Kiya and David have been here since April as extended season crew leaders, meaning they get to work alongside the interns and participate in all the spring preparations that most of the crew never sees. You met Kiya here, and will surely see her more throughout the season. It's David's twenty-first birthday today, and he leaves as soon as he could to go to Portland for a show with his mom. He's the oldest person we've probably ever had on the crew, since these new extended positions don't have age restrictions. He's a very centered, mild-mannered, positive person, and he tends to dance with his hands as he talks. He's tall, with long straight brown hair that he pulls back into a ponytail or braids, and rides his bike to the farm.
Joaquin approaches me before the meeting as I'm pulling drip tape into the overflow greenhouse with UO interns Mo and Huiyang. "Do you need any help?" he asks with a smile. I smile back, not at all surprised by his willingness to jump in, relieved by the thought of him back on the farm to help keep everyone's energy high, struck by how much he's grown and matured in these past three years. He's now seventeen, a junior in high school, but he started volunteering alongside the youth crew back when he was only fourteen. His determination and work ethic got him easily on the crew two years ago, and he's back for his second year as a crew leader this year. As a leader, his style evolved a lot last season as he realized that being the "bad cop" wasn't always as effective as he hoped. He's learning. I think it's an incredibly healthy process for him to go through at this age, to learn how to lead all types of people in an inclusive way.
Edith and Madison are sitting around the picnic tables, bright and smiling with some nervousness. It's their first year as crew leaders. Edith is only sixteen, bleached short hair tied with a black silk headband, small-bodied but strong, soft spoken and very quick to learn. Madison is a year older, athletic, outgoing, strong-willed, and with a huge smile. When we talk about roles for tomorrow, they're both relieved when we suggest they take a back seat until they get back in a groove. Being thrown into leading for the first time is intimidating, and I laugh inside to realize how much of the same issues I've faced in my position here.
Phela bounces up last, long hair dyed bright red over the winter, almost bursting with excitement to be back when she sits down next to me. She was a clear choice for the crew two years ago since her family has a small farm, and she naturally rose to be a leader that first year when one of the official crew leaders quit mid season. She's a dancer, into robotics, wants to be an engineer, and is now taking classes at the community college in preparation for OSU. She's agreed to help manage the Thursday farm stand every week, which means I'll get to spend more time with her this year since I run set-up and break-down. Her laugh is loud and contagious.
Six familiar faces, a year older, about to bring such a burst of experience and energy to the farm. The beginning of the crew's season is when I first realized how special this farm is, and how fun it can be to work alongside teenagers. With so many leaders this year, I'll do my best to step back and give them room to grow in their roles, learn from each other, continue becoming themselves more fully.

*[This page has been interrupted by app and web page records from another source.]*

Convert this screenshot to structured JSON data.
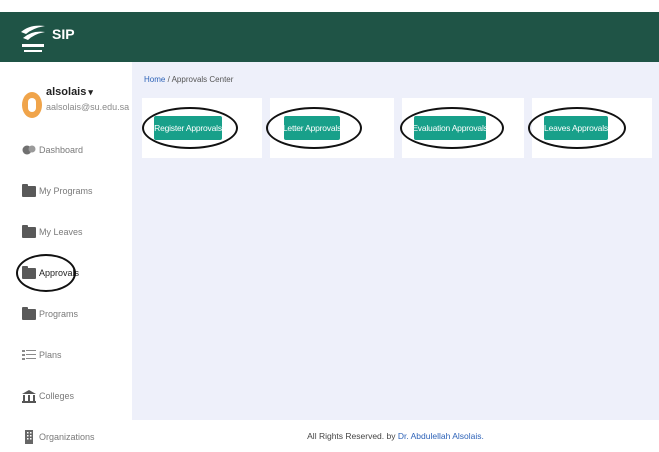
{
  "header": {
    "app_name": "SIP",
    "logo_icon": "university-logo-icon",
    "brand_color": "#1f5446"
  },
  "user": {
    "name": "alsolais",
    "email": "aalsolais@su.edu.sa",
    "chevron": "▾"
  },
  "sidebar": {
    "items": [
      {
        "label": "Dashboard",
        "icon": "dashboard-icon"
      },
      {
        "label": "My Programs",
        "icon": "folder-icon"
      },
      {
        "label": "My Leaves",
        "icon": "folder-icon"
      },
      {
        "label": "Approvals",
        "icon": "folder-icon",
        "active": true
      },
      {
        "label": "Programs",
        "icon": "folder-icon"
      },
      {
        "label": "Plans",
        "icon": "list-icon"
      },
      {
        "label": "Colleges",
        "icon": "building-icon"
      },
      {
        "label": "Organizations",
        "icon": "organization-icon"
      }
    ]
  },
  "breadcrumb": {
    "home": "Home",
    "separator": "/",
    "current": "Approvals Center"
  },
  "approvals": {
    "buttons": [
      {
        "label": "Register Approvals"
      },
      {
        "label": "Letter Approvals"
      },
      {
        "label": "Evaluation Approvals"
      },
      {
        "label": "Leaves Approvals"
      }
    ],
    "button_color": "#18a08a"
  },
  "footer": {
    "text": "All Rights Reserved. by",
    "author": "Dr. Abdulellah Alsolais."
  }
}
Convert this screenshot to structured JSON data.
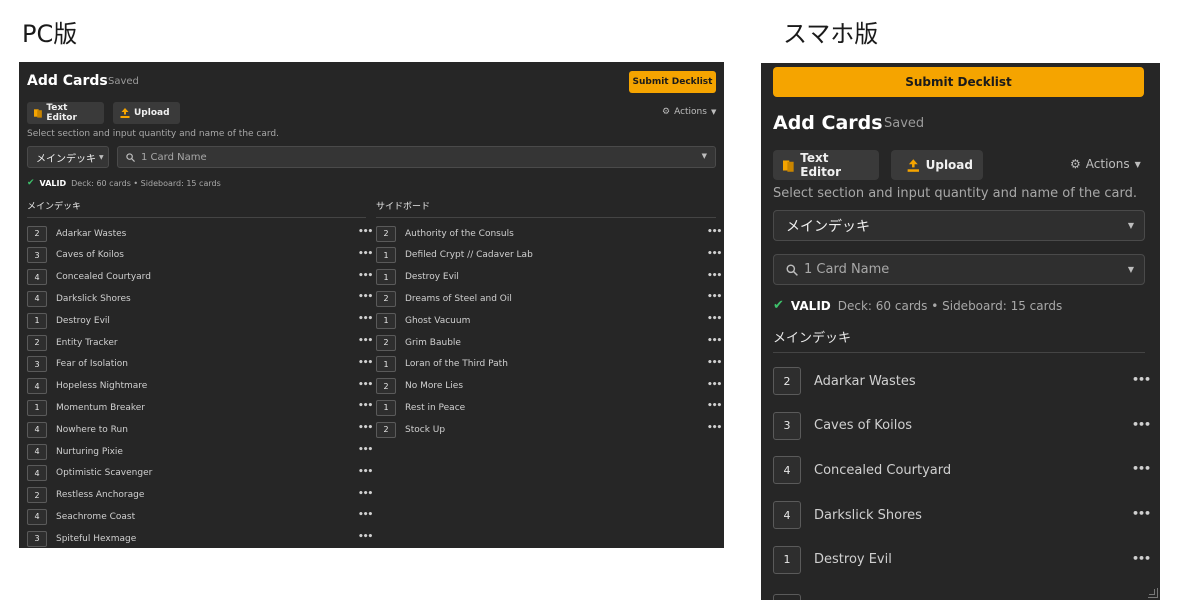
{
  "captions": {
    "pc": "PC版",
    "sp": "スマホ版"
  },
  "pc": {
    "title": "Add Cards",
    "saved": "Saved",
    "submit_label": "Submit Decklist",
    "text_editor_label": "Text Editor",
    "upload_label": "Upload",
    "actions_label": "Actions",
    "hint": "Select section and input quantity and name of the card.",
    "section_select": "メインデッキ",
    "search_placeholder": "1 Card Name",
    "valid_label": "VALID",
    "deck_info": "Deck: 60 cards • Sideboard: 15 cards",
    "main_heading": "メインデッキ",
    "side_heading": "サイドボード",
    "main_cards": [
      {
        "qty": "2",
        "name": "Adarkar Wastes"
      },
      {
        "qty": "3",
        "name": "Caves of Koilos"
      },
      {
        "qty": "4",
        "name": "Concealed Courtyard"
      },
      {
        "qty": "4",
        "name": "Darkslick Shores"
      },
      {
        "qty": "1",
        "name": "Destroy Evil"
      },
      {
        "qty": "2",
        "name": "Entity Tracker"
      },
      {
        "qty": "3",
        "name": "Fear of Isolation"
      },
      {
        "qty": "4",
        "name": "Hopeless Nightmare"
      },
      {
        "qty": "1",
        "name": "Momentum Breaker"
      },
      {
        "qty": "4",
        "name": "Nowhere to Run"
      },
      {
        "qty": "4",
        "name": "Nurturing Pixie"
      },
      {
        "qty": "4",
        "name": "Optimistic Scavenger"
      },
      {
        "qty": "2",
        "name": "Restless Anchorage"
      },
      {
        "qty": "4",
        "name": "Seachrome Coast"
      },
      {
        "qty": "3",
        "name": "Spiteful Hexmage"
      }
    ],
    "side_cards": [
      {
        "qty": "2",
        "name": "Authority of the Consuls"
      },
      {
        "qty": "1",
        "name": "Defiled Crypt // Cadaver Lab"
      },
      {
        "qty": "1",
        "name": "Destroy Evil"
      },
      {
        "qty": "2",
        "name": "Dreams of Steel and Oil"
      },
      {
        "qty": "1",
        "name": "Ghost Vacuum"
      },
      {
        "qty": "2",
        "name": "Grim Bauble"
      },
      {
        "qty": "1",
        "name": "Loran of the Third Path"
      },
      {
        "qty": "2",
        "name": "No More Lies"
      },
      {
        "qty": "1",
        "name": "Rest in Peace"
      },
      {
        "qty": "2",
        "name": "Stock Up"
      }
    ]
  },
  "sp": {
    "submit_label": "Submit Decklist",
    "title": "Add Cards",
    "saved": "Saved",
    "text_editor_label": "Text Editor",
    "upload_label": "Upload",
    "actions_label": "Actions",
    "hint": "Select section and input quantity and name of the card.",
    "section_select": "メインデッキ",
    "search_placeholder": "1 Card Name",
    "valid_label": "VALID",
    "deck_info": "Deck: 60 cards • Sideboard: 15 cards",
    "main_heading": "メインデッキ",
    "main_cards": [
      {
        "qty": "2",
        "name": "Adarkar Wastes"
      },
      {
        "qty": "3",
        "name": "Caves of Koilos"
      },
      {
        "qty": "4",
        "name": "Concealed Courtyard"
      },
      {
        "qty": "4",
        "name": "Darkslick Shores"
      },
      {
        "qty": "1",
        "name": "Destroy Evil"
      }
    ]
  },
  "colors": {
    "accent": "#f5a400",
    "panel_bg": "#262626",
    "valid": "#3ec16b"
  },
  "icons": [
    "cards-icon",
    "upload-icon",
    "gear-icon",
    "search-icon",
    "chevron-down-icon",
    "check-icon",
    "more-icon"
  ]
}
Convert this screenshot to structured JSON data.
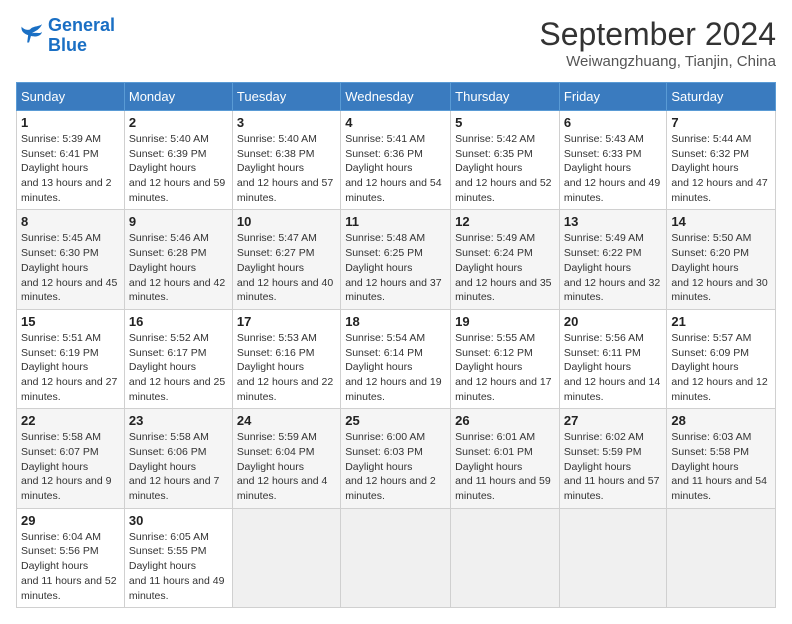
{
  "header": {
    "logo_line1": "General",
    "logo_line2": "Blue",
    "month": "September 2024",
    "location": "Weiwangzhuang, Tianjin, China"
  },
  "weekdays": [
    "Sunday",
    "Monday",
    "Tuesday",
    "Wednesday",
    "Thursday",
    "Friday",
    "Saturday"
  ],
  "weeks": [
    [
      {
        "day": "1",
        "rise": "5:39 AM",
        "set": "6:41 PM",
        "daylight": "13 hours and 2 minutes."
      },
      {
        "day": "2",
        "rise": "5:40 AM",
        "set": "6:39 PM",
        "daylight": "12 hours and 59 minutes."
      },
      {
        "day": "3",
        "rise": "5:40 AM",
        "set": "6:38 PM",
        "daylight": "12 hours and 57 minutes."
      },
      {
        "day": "4",
        "rise": "5:41 AM",
        "set": "6:36 PM",
        "daylight": "12 hours and 54 minutes."
      },
      {
        "day": "5",
        "rise": "5:42 AM",
        "set": "6:35 PM",
        "daylight": "12 hours and 52 minutes."
      },
      {
        "day": "6",
        "rise": "5:43 AM",
        "set": "6:33 PM",
        "daylight": "12 hours and 49 minutes."
      },
      {
        "day": "7",
        "rise": "5:44 AM",
        "set": "6:32 PM",
        "daylight": "12 hours and 47 minutes."
      }
    ],
    [
      {
        "day": "8",
        "rise": "5:45 AM",
        "set": "6:30 PM",
        "daylight": "12 hours and 45 minutes."
      },
      {
        "day": "9",
        "rise": "5:46 AM",
        "set": "6:28 PM",
        "daylight": "12 hours and 42 minutes."
      },
      {
        "day": "10",
        "rise": "5:47 AM",
        "set": "6:27 PM",
        "daylight": "12 hours and 40 minutes."
      },
      {
        "day": "11",
        "rise": "5:48 AM",
        "set": "6:25 PM",
        "daylight": "12 hours and 37 minutes."
      },
      {
        "day": "12",
        "rise": "5:49 AM",
        "set": "6:24 PM",
        "daylight": "12 hours and 35 minutes."
      },
      {
        "day": "13",
        "rise": "5:49 AM",
        "set": "6:22 PM",
        "daylight": "12 hours and 32 minutes."
      },
      {
        "day": "14",
        "rise": "5:50 AM",
        "set": "6:20 PM",
        "daylight": "12 hours and 30 minutes."
      }
    ],
    [
      {
        "day": "15",
        "rise": "5:51 AM",
        "set": "6:19 PM",
        "daylight": "12 hours and 27 minutes."
      },
      {
        "day": "16",
        "rise": "5:52 AM",
        "set": "6:17 PM",
        "daylight": "12 hours and 25 minutes."
      },
      {
        "day": "17",
        "rise": "5:53 AM",
        "set": "6:16 PM",
        "daylight": "12 hours and 22 minutes."
      },
      {
        "day": "18",
        "rise": "5:54 AM",
        "set": "6:14 PM",
        "daylight": "12 hours and 19 minutes."
      },
      {
        "day": "19",
        "rise": "5:55 AM",
        "set": "6:12 PM",
        "daylight": "12 hours and 17 minutes."
      },
      {
        "day": "20",
        "rise": "5:56 AM",
        "set": "6:11 PM",
        "daylight": "12 hours and 14 minutes."
      },
      {
        "day": "21",
        "rise": "5:57 AM",
        "set": "6:09 PM",
        "daylight": "12 hours and 12 minutes."
      }
    ],
    [
      {
        "day": "22",
        "rise": "5:58 AM",
        "set": "6:07 PM",
        "daylight": "12 hours and 9 minutes."
      },
      {
        "day": "23",
        "rise": "5:58 AM",
        "set": "6:06 PM",
        "daylight": "12 hours and 7 minutes."
      },
      {
        "day": "24",
        "rise": "5:59 AM",
        "set": "6:04 PM",
        "daylight": "12 hours and 4 minutes."
      },
      {
        "day": "25",
        "rise": "6:00 AM",
        "set": "6:03 PM",
        "daylight": "12 hours and 2 minutes."
      },
      {
        "day": "26",
        "rise": "6:01 AM",
        "set": "6:01 PM",
        "daylight": "11 hours and 59 minutes."
      },
      {
        "day": "27",
        "rise": "6:02 AM",
        "set": "5:59 PM",
        "daylight": "11 hours and 57 minutes."
      },
      {
        "day": "28",
        "rise": "6:03 AM",
        "set": "5:58 PM",
        "daylight": "11 hours and 54 minutes."
      }
    ],
    [
      {
        "day": "29",
        "rise": "6:04 AM",
        "set": "5:56 PM",
        "daylight": "11 hours and 52 minutes."
      },
      {
        "day": "30",
        "rise": "6:05 AM",
        "set": "5:55 PM",
        "daylight": "11 hours and 49 minutes."
      },
      null,
      null,
      null,
      null,
      null
    ]
  ]
}
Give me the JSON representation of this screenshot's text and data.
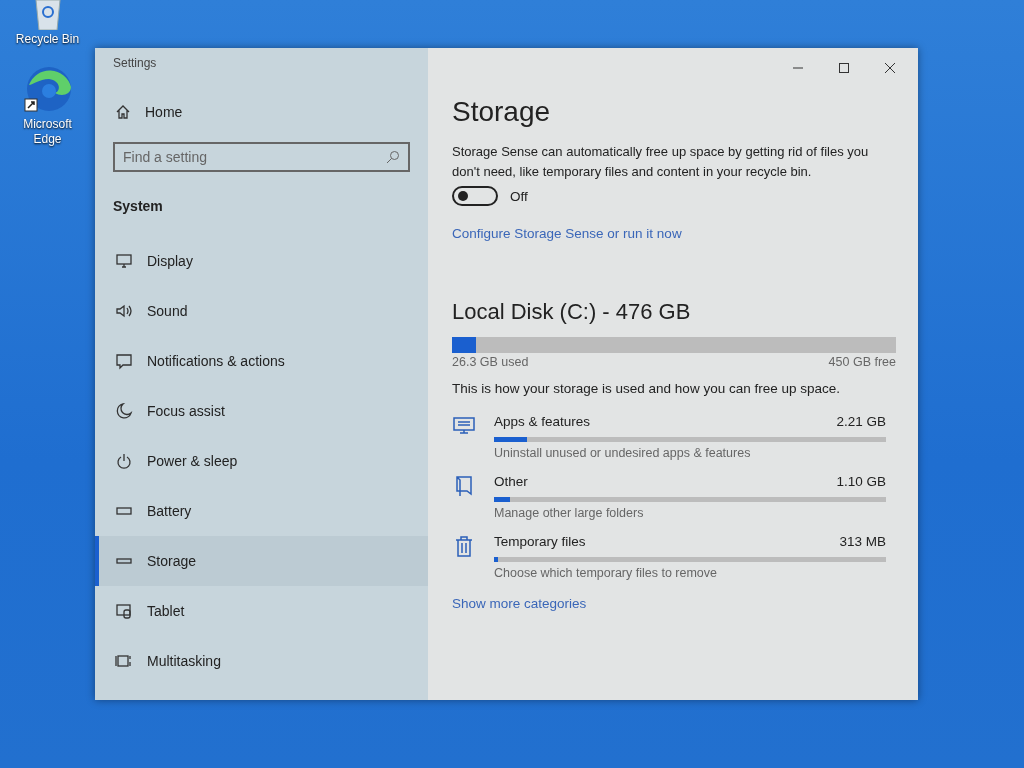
{
  "desktop_icons": [
    {
      "label": "Recycle Bin",
      "kind": "recycle"
    },
    {
      "label": "Microsoft Edge",
      "kind": "browser"
    }
  ],
  "window": {
    "title": "Settings"
  },
  "sidebar": {
    "home": "Home",
    "search": {
      "placeholder": "Find a setting"
    },
    "section": "System",
    "items": [
      {
        "label": "Display",
        "kind": "display",
        "selected": false
      },
      {
        "label": "Sound",
        "kind": "sound",
        "selected": false
      },
      {
        "label": "Notifications & actions",
        "kind": "notifications",
        "selected": false
      },
      {
        "label": "Focus assist",
        "kind": "focus",
        "selected": false
      },
      {
        "label": "Power & sleep",
        "kind": "power",
        "selected": false
      },
      {
        "label": "Battery",
        "kind": "battery",
        "selected": false
      },
      {
        "label": "Storage",
        "kind": "storage",
        "selected": true
      },
      {
        "label": "Tablet",
        "kind": "tablet",
        "selected": false
      },
      {
        "label": "Multitasking",
        "kind": "multitasking",
        "selected": false
      }
    ]
  },
  "content": {
    "title": "Storage",
    "description": "Storage Sense can automatically free up space by getting rid of files you don't need, like temporary files and content in your recycle bin.",
    "storage_sense": {
      "on": false,
      "label": "Off"
    },
    "configure_link": "Configure Storage Sense or run it now",
    "disk": {
      "title": "Local Disk (C:) - 476 GB",
      "level": 0.055,
      "used": "26.3 GB used",
      "free": "450 GB free"
    },
    "usage_intro": "This is how your storage is used and how you can free up space.",
    "categories": [
      {
        "kind": "apps",
        "name": "Apps & features",
        "size": "2.21 GB",
        "level": 0.085,
        "hint": "Uninstall unused or undesired apps & features"
      },
      {
        "kind": "other",
        "name": "Other",
        "size": "1.10 GB",
        "level": 0.04,
        "hint": "Manage other large folders"
      },
      {
        "kind": "temp",
        "name": "Temporary files",
        "size": "313 MB",
        "level": 0.01,
        "hint": "Choose which temporary files to remove"
      }
    ],
    "more_link": "Show more categories"
  }
}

** Note: I use a pseudonym for any youth farmer under age eighteen.